» EXERCISE AIM: The lines wanted are those in the data below that include "Control".

━━━━━━━━

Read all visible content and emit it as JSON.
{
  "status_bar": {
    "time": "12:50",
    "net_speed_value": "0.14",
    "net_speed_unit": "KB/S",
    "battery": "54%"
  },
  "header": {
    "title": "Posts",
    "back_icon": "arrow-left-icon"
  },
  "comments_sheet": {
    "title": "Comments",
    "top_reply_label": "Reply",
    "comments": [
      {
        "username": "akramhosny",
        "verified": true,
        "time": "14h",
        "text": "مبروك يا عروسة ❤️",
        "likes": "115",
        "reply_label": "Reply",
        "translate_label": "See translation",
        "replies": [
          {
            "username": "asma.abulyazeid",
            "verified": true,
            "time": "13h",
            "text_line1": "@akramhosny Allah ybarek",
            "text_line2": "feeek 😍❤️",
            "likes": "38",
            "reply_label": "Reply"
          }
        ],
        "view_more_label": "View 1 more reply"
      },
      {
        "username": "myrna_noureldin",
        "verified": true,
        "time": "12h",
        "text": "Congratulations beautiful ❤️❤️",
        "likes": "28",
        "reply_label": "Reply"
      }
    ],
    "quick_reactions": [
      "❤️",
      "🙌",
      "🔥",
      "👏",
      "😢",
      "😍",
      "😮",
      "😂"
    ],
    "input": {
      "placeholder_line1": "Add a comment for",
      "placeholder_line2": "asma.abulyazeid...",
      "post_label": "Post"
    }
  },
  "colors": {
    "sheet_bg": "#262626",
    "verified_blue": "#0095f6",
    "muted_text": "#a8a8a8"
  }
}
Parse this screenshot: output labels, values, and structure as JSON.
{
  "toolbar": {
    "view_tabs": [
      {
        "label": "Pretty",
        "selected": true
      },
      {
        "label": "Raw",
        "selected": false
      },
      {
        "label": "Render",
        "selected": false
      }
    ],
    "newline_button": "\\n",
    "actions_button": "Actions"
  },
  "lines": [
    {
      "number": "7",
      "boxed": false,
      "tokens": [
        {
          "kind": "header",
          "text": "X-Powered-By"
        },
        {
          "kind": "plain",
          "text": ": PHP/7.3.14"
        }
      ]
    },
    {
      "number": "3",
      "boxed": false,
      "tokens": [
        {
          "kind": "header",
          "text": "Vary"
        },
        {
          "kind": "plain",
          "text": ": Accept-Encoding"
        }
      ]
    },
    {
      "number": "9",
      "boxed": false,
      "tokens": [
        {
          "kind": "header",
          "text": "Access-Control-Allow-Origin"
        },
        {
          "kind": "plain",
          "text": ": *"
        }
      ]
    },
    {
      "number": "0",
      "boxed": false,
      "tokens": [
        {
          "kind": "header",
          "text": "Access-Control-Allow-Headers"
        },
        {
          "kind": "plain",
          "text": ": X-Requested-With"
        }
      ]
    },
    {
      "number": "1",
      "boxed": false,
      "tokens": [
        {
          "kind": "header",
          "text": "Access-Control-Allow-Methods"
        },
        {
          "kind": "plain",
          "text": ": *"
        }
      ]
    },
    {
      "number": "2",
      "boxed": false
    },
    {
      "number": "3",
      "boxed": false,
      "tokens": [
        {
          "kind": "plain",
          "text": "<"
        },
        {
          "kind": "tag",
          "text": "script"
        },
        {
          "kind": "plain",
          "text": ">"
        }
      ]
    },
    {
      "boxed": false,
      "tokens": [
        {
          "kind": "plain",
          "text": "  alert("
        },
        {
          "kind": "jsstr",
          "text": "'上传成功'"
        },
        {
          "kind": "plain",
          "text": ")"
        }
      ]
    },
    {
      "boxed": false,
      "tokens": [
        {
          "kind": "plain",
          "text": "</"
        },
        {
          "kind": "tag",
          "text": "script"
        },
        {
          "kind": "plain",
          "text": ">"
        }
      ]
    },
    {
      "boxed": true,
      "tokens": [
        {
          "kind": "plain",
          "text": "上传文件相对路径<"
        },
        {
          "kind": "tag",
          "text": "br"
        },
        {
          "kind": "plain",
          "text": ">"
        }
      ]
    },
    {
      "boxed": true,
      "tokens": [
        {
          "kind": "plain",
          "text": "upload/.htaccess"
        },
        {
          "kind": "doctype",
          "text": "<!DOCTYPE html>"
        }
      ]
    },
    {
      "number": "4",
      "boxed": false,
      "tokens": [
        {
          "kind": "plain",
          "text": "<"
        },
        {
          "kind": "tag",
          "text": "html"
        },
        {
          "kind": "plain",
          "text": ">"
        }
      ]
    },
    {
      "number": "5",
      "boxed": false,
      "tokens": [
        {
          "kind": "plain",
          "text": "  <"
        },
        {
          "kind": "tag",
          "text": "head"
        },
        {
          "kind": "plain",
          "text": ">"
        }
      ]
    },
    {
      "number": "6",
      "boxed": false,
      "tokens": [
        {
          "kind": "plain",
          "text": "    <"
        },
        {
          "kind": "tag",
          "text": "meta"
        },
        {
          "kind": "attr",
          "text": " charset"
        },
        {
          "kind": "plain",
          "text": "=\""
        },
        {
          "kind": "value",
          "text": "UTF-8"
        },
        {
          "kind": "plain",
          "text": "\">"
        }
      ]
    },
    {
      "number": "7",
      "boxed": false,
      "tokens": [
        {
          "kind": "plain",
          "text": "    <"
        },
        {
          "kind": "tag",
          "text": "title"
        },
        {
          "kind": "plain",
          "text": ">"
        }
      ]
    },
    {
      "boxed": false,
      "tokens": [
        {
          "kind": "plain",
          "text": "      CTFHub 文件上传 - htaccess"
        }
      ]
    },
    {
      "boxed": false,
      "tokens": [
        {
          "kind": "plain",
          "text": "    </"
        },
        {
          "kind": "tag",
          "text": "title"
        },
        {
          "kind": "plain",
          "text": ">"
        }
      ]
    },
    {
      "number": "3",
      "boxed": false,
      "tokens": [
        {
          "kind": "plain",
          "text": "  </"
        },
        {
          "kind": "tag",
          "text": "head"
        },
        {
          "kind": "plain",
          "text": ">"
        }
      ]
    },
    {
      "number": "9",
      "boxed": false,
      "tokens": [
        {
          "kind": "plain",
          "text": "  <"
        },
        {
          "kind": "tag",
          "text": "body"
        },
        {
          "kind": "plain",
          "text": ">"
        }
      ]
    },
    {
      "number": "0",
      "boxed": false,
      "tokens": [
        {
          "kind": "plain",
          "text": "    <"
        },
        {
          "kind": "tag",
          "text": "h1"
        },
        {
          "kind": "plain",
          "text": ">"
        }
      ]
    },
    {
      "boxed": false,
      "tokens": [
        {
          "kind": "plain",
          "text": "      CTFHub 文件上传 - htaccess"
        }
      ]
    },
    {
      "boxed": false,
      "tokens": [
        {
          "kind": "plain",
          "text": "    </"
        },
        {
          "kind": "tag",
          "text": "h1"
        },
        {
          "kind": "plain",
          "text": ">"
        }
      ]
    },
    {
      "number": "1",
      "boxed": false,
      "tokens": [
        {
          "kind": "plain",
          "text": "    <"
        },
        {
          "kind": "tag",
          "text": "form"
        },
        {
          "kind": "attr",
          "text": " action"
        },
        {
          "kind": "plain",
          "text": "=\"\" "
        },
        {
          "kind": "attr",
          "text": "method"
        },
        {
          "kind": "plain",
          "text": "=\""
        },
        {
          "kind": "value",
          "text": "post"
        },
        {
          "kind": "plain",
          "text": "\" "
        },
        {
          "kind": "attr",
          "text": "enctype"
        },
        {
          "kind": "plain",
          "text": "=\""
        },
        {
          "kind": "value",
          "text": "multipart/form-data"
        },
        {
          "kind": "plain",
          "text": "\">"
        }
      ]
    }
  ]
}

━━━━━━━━

» RESULT BELOW:
          "text": "Access-Control-Allow-Origin"
          "text": "Access-Control-Allow-Headers"
          "text": "Access-Control-Allow-Methods"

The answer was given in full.